It was not so easy getting my own Hermit to pose for this Tarot card, but I believe the image still reflects the Hermit well. With my virtual LOTRO Tarot Series I do not aim to represent any of Tolkien’s characters, nor parts of his stories necessarily, but rather use the game environment and outfit system to create an image that I think captures the symbolism, colors and meaning of that particular Tarot card.
For comparison, I added the images of three real Tarot cards. These Hermits are from the Radiant Waite Tarot, the Wildwood Tarot (which renamed the card The Hooded Man) and the Sharman-Caselli Tarot.
this is simply unbelievable. perfect work!
Thank you Ethu, very kind 🙂
Great stuff! Nicely done =) Would love to see more of the series
Thank you Adrian, and I’m planning to do quite a few more of these! 🙂
Fantastic! What a great screenshot and pose that really captures the feeling.
I’m so intrigued to hear more about Tarot archetypes as characters in Tolkien. I’ve seen at least one article about Jungian/Freudian archetypes in Tolkien but I haven’t seen anything on Tarot archetypes, so I’m really looking forward to more of your thoughts on this, Hymne! 😀
Thank you Starry! If you happen to remember where to find that article I’d very much appreciate a link! Jungian archetypes are universal and existed long before Jung wrote about them of course, so they can be found in Tarot as well (and in many other mystic sister-disciplines like Astrology, Numerology and Kabbalah). It’s a lot of fun exploring them within Tolkien’s world and I hope I’m able to present them in a way that people can understand! 🙂
Yes, happy to share a link! The one that I had read and had in mind was “Tolkien: Archetype and Word” by Patrick Grant. I read this one in the compilation of essays “Understanding the Lord of the Rings” but I found a link to the whole text here: http://www.crosscurrents.org/tolkien.htm
While looking for that one, I also came across this very interesting article by Thomas Honegger: http://www.postpopuli.it/5229-thomas-honegger-tolkien-jung-and-the-archetype-of-shadow/
Thank you Starry, this is going to be a good weekend read!
I think you depicted the Hermit perfectly. How did you get him to pose like that for you?
I told him to get his pet out and do some Inner Flame healing 😛
Ha ha, perfect!
I am so impressed with your creativity. It is truly inspiring.
Thank you wuudkin, I’m glad you enjoy it! 🙂

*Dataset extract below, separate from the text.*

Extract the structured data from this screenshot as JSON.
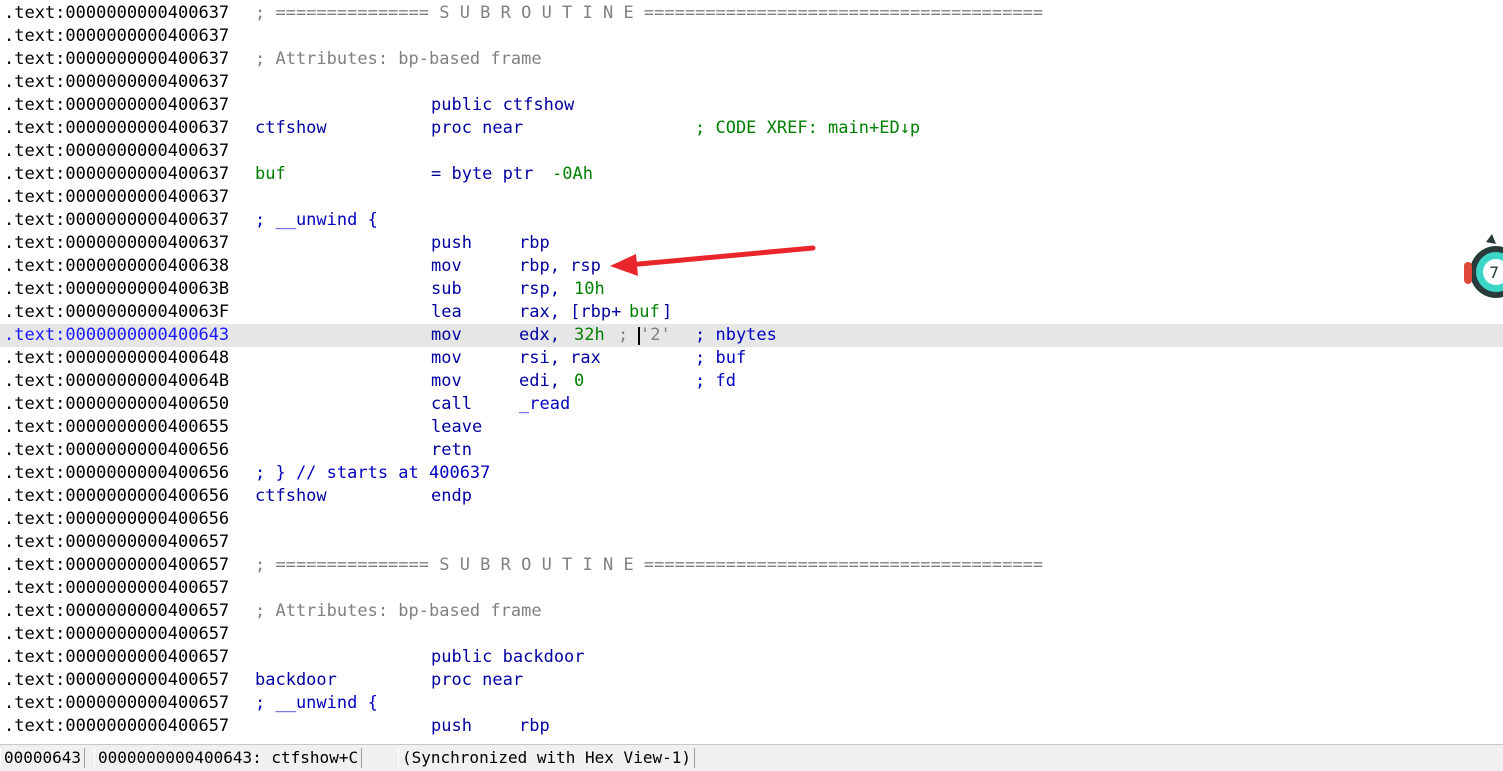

Very well done! I am also very much looking forward to seeing what other cards you reproduce.
Thank you! I don’t know how fast they will come out though. It all depends on inspiration! 😀

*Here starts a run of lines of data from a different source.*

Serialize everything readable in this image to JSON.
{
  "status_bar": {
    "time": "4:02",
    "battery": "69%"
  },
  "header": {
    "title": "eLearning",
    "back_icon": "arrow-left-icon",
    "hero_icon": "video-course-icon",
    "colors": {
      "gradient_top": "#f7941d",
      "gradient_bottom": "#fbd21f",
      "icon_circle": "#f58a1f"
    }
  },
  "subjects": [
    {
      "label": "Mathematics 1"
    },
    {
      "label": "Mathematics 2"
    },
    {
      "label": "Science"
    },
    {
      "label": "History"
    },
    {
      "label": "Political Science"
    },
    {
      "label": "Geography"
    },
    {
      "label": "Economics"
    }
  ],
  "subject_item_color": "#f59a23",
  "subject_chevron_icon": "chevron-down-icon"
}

That is very awesome! I’m not a believer in Astrology, but the art is so very beautiful and you matched that card so wonderfully. I can’t wait to see more 😀

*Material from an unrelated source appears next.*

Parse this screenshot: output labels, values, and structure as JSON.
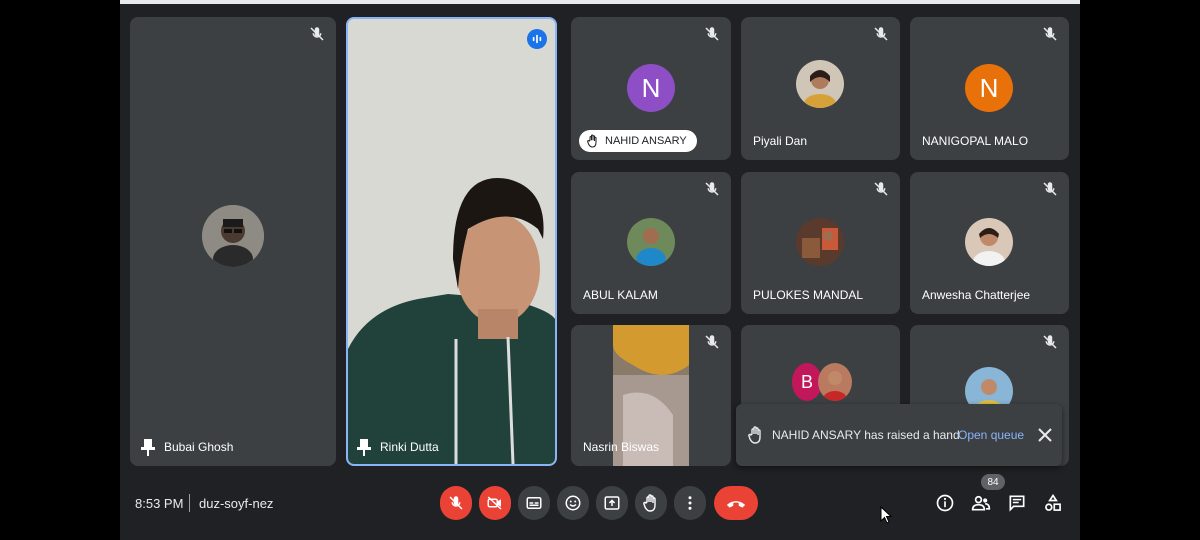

Ha ha, I don’t “believe” in Astrology either. I use it as a tool, just like I use a knife or a hammer. I don’t “believe” in a knife or a hammer either. I just use them to do what they are meant to do. The same applies to Tarot. I use it for what it’s good at. 🙂
I fell in love with this!!!! Didn’t get to see the first of your Tarot series but this one is really incredible. Definitively you have magic for this. Well done! 😀
Thank you Ariadneth. You can always check out previous entries in the series by clicking the Tarot Series tag: https://cosmeticlotro.wordpress.com/category/theme/inspirations/tarot-series/ 😀
Which robe or dress did you use for this? It looks really amazing and my new character looks exactly like this bearded man! 😀
Hi Luwe, sorry I didn’t answer you right away, I must have missed your comment somehow. The robe is the Robe of Leisure from the Lotro Store. You can also check this post for the looks: https://cosmeticlotro.wordpress.com/2012/02/21/salvation/
What a handsome, handsome Bearded fellow!